On our first evening in Parma I needed find a restaurant for our group quickly not far from the main Piazza Garibaldi, as some had been quite hungry well before the restaurants reopened for dinner service, and one nearby, since my mom was having difficulty walking due to a painful episode of stenosis. My initial suggestion for a Michelin-recommended seafood restaurant around the corner didn’t gain any traction. But, thankfully, not far was restaurant signage with the subtitle, “cucina pontremolino” or the like, the cuisine of Potremoli.
Potremoli is a town in the gloomy northwest area of Tuscany called Lunigiana near the border of Liguria where I had my very first meal in Italy a couple of decades earlier. It was memorable in that was both delicious and unusual. The first course, well, the primo, was the very unique pasta served with pesto, testaroli al pesto, which was the reason why my friend’s father stopped in Petremoli in the first place, which happened to be en route from picking us up at the Milan’s Malpensa airport to points further south in Tuscany.
Looking somewhat like small pockmarked brown and beige rags slathered with the green pesto, this dish might not have been the most attractively served pasta, but it proved to be absolutely delectable, and different. Not only did it look different, but the pasta itself was soft, with its texture reminding me of the Ethiopian injera. That softness was perfect for absorbing the flavor and oil of the bright pesto, providing a wonderful melding of freshly made pasta and the vibrant and nutty basil-laden sauce. It provided for a notable first meal in Italy – a very pleasant preparation of sautéed tender veal followed the testaroli – and an experience with dish I was not to see again until this serendipitous stop in Parma.
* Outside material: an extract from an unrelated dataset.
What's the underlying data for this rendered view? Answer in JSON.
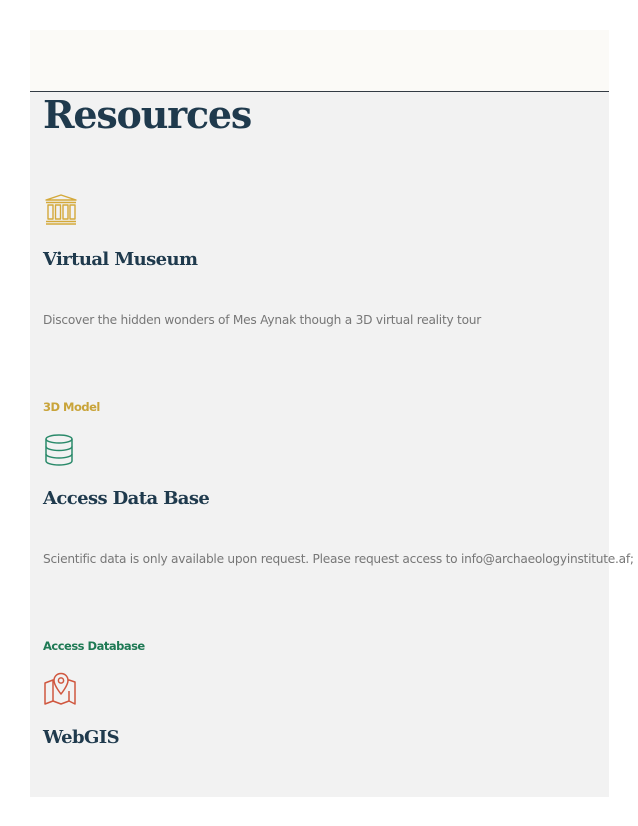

Testaroli is unusual not only in its texture and appearance but also how it is made and its lineage. It might be the most ancient of the pasta dishes, possibly originating with the Etruscans before Roman times. It takes its name from the cooking apparatus, a testo, originally a stone disk that was kept in the embers of the fireplace, which has come to mean a two-piece cast-iron griddle. To make testaroli both pieces of the testo are placed on a wood-burning fire until they become very hot. When the bottom piece is sufficiently heated, the batter for the testaroli – just all-purpose flour, warm water and a little salt – is poured on it and it is closed with the top. After cooking in the testo, the pasta is traditionally cut into diamond shapes and cooked in a pot of boiling water that has been taken off the heat for a few minutes. It is then typically dressed with pesto.
Testatroli is also unusual in that it is rarely found outside of its home area, unlike many Italian dishes that have traveled far from their place of origins. So, I was surprised to find it at a restaurant in Parma. But, as it turns out, Potremoli is just 50 miles distant, a shade over an hour drive. Lucky for me. And, the restaurant, Oenopolium – actually, with a much more pretentious full name: Oenopolium, vino, cucina, scienza – did an excellent job with the testaroli. It was delicious and tasted exactly what I had remembered it did many years earlier and what had made such an impression. In fact, my entire meal was excellent, from the fried polenta topped with thin slices of lardo to start to the stewed rabbit with capers and innumerable and varied olives for the secondo. Even our brusque, rude and painfully slow waiter, providing the very worst service of my two weeks in Italy, and who also snuck an extra bottle of wine onto our bill, could not come close to ruining the meal.
Via Nazario Sauro 13 B 43121 (a few blocks south of Piazza Garibaldi) Parma, Italy, +39 0521 571288